• **PROBLEM STATEMENT**
The answer should consist of every line in the material below that has the word "this".
------------------------------------------------
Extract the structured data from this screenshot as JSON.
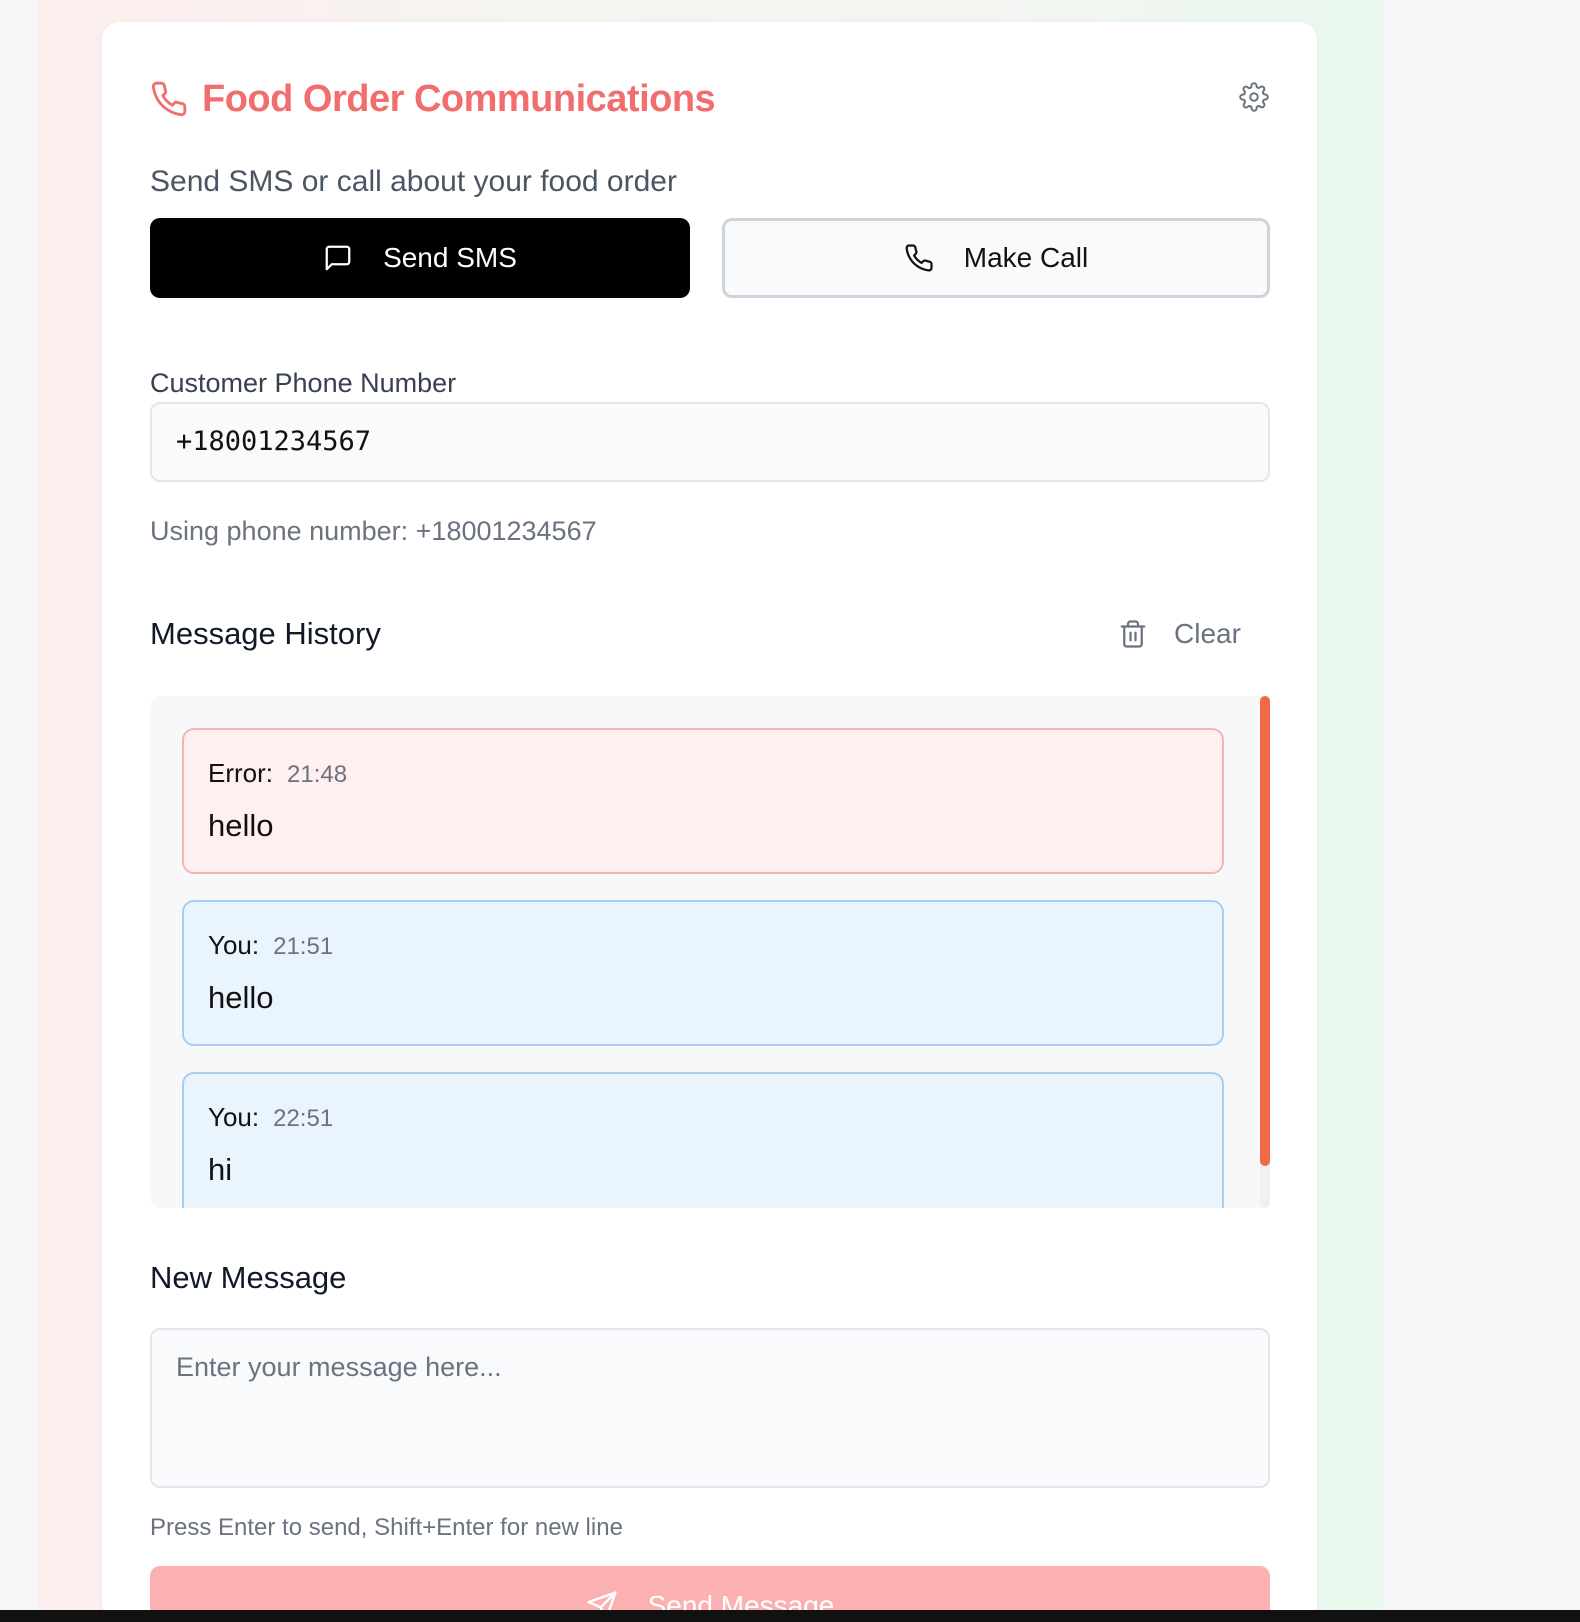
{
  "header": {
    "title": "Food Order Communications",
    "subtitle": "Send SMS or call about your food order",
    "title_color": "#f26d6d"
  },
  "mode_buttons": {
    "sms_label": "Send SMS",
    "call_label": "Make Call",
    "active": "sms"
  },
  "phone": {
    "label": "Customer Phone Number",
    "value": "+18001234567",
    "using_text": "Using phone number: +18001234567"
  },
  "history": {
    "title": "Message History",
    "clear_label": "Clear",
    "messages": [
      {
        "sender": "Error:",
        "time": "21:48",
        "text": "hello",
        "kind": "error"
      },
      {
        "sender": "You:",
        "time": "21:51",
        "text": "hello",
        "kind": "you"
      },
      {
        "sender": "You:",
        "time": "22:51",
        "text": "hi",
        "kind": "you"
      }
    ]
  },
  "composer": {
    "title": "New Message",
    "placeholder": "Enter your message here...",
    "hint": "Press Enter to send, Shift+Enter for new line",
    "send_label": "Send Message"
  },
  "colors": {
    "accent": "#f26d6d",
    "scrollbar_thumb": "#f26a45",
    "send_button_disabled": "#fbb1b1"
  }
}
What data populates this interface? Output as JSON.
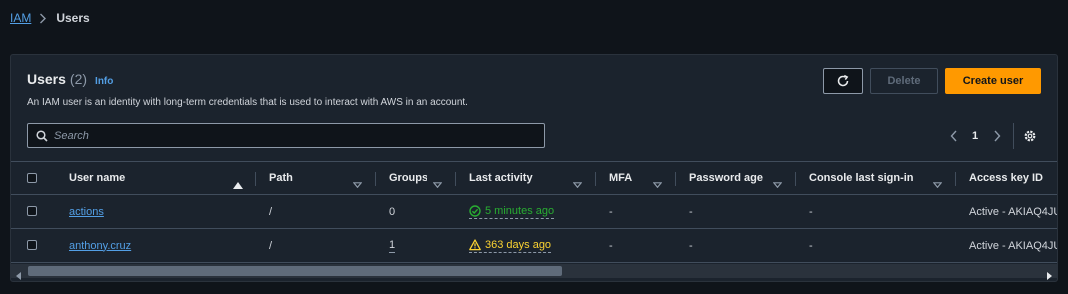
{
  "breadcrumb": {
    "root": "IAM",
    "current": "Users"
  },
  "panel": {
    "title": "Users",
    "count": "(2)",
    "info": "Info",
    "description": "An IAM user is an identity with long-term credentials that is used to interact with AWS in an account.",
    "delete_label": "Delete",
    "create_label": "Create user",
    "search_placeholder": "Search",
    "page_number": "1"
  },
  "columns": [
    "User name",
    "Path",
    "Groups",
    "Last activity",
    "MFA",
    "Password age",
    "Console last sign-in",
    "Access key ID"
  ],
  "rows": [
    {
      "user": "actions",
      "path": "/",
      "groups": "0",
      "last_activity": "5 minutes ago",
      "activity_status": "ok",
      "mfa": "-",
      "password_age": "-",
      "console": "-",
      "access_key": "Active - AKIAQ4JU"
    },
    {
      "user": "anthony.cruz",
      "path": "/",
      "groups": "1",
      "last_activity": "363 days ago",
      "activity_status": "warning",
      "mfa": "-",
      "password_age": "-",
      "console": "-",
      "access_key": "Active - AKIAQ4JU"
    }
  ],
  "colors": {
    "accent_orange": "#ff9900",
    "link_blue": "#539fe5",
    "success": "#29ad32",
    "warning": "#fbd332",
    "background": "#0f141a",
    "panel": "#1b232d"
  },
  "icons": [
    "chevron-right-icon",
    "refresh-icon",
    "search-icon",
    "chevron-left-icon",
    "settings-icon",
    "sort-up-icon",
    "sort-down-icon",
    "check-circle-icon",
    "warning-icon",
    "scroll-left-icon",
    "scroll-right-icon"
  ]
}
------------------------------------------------
• **WRITTEN REPLY**
Extract the structured data from this screenshot as JSON.
What data populates this interface? Output as JSON.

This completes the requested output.